== Supplied material ==

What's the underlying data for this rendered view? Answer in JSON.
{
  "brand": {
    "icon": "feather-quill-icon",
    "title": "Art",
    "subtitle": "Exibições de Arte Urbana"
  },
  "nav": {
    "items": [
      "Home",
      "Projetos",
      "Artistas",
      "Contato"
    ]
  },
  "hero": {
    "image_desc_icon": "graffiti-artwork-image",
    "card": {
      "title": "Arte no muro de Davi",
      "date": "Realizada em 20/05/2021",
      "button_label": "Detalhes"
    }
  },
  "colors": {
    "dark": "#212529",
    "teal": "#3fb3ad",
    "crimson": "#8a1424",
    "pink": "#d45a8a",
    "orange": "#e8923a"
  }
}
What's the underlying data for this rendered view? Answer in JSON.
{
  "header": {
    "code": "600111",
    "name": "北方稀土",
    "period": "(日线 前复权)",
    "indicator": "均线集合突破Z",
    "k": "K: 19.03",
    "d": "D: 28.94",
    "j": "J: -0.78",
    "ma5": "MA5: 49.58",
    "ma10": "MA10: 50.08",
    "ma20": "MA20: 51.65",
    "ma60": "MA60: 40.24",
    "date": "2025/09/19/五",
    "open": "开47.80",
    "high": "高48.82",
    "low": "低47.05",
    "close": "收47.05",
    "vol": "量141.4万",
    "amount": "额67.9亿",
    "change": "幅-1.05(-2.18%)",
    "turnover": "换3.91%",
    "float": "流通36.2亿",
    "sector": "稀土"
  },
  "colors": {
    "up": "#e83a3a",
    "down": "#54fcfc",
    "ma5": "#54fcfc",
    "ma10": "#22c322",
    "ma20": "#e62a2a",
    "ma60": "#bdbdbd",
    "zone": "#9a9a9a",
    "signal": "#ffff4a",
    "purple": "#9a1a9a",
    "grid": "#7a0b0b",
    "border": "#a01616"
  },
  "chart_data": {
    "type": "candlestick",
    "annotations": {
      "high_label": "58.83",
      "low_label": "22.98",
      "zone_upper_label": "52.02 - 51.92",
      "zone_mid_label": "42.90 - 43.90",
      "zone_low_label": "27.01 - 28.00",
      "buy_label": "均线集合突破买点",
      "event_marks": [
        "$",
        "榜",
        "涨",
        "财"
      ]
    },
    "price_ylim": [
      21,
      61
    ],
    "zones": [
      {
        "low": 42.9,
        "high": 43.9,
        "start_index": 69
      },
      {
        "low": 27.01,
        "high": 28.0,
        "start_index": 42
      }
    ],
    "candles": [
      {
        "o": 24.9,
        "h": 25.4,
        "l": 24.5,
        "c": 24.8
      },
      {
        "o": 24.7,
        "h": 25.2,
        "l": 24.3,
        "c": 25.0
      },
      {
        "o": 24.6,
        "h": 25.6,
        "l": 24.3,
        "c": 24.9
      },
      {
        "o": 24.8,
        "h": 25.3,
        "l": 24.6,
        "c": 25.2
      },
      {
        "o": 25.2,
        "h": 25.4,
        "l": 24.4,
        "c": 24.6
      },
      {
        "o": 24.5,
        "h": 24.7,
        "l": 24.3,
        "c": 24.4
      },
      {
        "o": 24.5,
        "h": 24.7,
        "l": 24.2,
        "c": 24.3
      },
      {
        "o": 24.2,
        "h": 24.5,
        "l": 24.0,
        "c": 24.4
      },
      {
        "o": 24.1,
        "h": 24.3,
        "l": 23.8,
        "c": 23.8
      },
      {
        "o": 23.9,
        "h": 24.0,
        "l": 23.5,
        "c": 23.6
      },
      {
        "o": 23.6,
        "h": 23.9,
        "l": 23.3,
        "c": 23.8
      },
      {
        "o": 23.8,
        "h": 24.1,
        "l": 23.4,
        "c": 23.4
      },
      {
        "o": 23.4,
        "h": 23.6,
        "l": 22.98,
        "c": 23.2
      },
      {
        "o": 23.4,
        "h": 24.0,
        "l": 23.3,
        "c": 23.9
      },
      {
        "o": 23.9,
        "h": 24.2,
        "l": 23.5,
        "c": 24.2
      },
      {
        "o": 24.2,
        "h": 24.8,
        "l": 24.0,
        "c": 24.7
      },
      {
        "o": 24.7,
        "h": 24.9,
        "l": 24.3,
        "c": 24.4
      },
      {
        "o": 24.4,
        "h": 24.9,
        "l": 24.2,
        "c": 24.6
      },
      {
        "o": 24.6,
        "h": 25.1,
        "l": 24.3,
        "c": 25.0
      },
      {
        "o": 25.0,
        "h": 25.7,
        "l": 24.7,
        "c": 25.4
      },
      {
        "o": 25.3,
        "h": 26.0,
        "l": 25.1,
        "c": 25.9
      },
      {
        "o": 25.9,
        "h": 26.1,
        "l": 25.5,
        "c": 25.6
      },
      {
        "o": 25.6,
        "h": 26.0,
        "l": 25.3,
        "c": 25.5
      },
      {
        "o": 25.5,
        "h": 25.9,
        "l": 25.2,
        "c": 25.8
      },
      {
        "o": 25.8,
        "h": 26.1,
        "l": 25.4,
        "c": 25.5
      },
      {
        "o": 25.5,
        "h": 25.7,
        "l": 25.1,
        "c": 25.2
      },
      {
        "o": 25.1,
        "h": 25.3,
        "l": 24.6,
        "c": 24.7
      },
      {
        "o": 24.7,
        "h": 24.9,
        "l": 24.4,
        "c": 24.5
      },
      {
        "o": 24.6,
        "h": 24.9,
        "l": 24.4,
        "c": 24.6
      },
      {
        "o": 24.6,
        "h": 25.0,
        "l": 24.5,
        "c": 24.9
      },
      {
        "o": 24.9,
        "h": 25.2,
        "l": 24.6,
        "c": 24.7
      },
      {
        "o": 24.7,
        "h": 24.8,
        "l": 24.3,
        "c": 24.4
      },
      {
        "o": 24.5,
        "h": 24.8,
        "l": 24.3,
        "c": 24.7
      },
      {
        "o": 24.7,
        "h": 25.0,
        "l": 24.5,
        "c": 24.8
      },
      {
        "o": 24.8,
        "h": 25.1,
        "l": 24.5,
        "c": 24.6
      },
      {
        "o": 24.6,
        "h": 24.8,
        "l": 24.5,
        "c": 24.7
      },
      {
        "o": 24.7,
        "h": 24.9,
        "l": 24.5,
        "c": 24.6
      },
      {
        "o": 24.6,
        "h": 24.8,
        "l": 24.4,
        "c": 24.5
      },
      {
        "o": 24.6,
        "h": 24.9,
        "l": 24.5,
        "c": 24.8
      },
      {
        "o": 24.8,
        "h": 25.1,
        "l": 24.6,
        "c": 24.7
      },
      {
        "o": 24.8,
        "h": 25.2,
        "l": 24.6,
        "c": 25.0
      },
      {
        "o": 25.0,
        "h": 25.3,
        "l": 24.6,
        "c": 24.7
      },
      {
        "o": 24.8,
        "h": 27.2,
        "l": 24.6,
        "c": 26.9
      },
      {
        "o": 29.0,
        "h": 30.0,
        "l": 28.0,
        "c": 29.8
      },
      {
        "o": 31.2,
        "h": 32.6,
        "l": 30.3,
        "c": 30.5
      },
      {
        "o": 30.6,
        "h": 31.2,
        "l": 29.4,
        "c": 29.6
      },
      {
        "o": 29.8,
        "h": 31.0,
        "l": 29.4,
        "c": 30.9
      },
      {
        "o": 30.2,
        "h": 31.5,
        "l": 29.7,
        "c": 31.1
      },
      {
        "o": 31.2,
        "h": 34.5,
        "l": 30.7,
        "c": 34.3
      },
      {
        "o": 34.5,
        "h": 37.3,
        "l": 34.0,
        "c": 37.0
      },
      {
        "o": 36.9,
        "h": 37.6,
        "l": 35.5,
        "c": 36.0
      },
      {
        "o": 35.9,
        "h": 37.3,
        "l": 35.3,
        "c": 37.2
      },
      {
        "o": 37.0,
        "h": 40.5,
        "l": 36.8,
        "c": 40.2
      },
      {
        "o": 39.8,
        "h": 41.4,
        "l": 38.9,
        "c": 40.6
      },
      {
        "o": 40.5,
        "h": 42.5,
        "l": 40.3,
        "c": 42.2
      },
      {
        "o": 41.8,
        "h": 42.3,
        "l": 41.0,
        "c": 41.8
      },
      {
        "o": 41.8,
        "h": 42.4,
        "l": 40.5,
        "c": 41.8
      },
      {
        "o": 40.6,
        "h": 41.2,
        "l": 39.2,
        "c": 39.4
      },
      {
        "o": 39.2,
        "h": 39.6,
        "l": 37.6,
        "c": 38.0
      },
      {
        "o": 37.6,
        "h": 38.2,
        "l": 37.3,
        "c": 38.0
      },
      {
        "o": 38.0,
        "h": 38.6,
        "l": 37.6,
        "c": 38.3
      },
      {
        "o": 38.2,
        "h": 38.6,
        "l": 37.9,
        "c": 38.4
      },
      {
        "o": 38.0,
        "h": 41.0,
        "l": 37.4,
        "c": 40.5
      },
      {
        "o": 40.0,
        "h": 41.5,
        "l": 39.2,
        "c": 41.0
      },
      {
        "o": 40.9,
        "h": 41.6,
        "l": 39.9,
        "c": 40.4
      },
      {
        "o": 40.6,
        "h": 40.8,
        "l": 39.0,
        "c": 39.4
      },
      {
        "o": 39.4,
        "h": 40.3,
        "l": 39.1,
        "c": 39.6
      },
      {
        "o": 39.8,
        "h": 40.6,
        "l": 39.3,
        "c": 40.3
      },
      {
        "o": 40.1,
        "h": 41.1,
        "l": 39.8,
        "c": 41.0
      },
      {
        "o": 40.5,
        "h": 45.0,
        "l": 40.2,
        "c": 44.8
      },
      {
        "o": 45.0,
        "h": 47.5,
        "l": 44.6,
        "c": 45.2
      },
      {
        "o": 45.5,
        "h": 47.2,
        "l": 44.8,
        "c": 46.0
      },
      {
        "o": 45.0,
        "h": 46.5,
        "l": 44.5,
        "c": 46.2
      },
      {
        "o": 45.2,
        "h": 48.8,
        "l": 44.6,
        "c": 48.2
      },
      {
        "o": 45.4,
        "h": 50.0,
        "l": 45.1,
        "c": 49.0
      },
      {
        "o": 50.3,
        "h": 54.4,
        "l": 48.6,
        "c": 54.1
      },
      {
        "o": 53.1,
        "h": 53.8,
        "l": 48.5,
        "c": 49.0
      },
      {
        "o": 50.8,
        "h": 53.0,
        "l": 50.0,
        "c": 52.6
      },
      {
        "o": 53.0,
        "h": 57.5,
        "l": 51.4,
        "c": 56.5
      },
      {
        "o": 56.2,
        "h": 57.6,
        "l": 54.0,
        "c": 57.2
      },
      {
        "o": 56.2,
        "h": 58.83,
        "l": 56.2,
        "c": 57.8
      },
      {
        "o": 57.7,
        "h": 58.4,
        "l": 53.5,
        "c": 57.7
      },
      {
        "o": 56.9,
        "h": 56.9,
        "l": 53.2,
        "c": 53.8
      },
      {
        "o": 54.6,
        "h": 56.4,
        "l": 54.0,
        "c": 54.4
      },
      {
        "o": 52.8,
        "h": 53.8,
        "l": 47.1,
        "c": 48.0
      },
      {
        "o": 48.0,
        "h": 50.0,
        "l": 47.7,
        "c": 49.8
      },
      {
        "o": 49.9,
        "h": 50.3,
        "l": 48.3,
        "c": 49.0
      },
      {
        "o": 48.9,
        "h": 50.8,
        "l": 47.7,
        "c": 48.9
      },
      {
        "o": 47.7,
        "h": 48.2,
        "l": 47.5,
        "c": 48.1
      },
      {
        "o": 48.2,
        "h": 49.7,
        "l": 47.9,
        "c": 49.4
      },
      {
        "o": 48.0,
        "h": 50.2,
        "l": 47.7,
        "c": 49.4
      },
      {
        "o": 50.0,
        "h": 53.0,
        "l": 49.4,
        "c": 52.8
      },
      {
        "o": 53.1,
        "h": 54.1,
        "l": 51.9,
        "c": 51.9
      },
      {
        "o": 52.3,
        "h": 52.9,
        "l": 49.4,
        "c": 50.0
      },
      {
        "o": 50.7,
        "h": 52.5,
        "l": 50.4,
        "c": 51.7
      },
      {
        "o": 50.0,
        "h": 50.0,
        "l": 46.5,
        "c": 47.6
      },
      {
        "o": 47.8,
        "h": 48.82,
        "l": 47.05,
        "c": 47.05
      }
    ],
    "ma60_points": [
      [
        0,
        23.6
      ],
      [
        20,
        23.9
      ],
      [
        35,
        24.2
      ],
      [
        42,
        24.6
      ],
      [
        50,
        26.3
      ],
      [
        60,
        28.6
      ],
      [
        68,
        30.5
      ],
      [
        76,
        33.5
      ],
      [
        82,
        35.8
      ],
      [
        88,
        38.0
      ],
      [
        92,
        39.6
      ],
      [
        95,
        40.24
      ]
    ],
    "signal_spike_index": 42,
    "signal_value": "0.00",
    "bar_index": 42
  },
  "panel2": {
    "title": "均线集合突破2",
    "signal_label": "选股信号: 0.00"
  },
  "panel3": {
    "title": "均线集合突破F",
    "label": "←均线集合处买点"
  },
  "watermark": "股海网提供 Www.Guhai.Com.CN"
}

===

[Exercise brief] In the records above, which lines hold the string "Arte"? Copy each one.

[Result below]
    "subtitle": "Exibições de Arte Urbana"
      "title": "Arte no muro de Davi",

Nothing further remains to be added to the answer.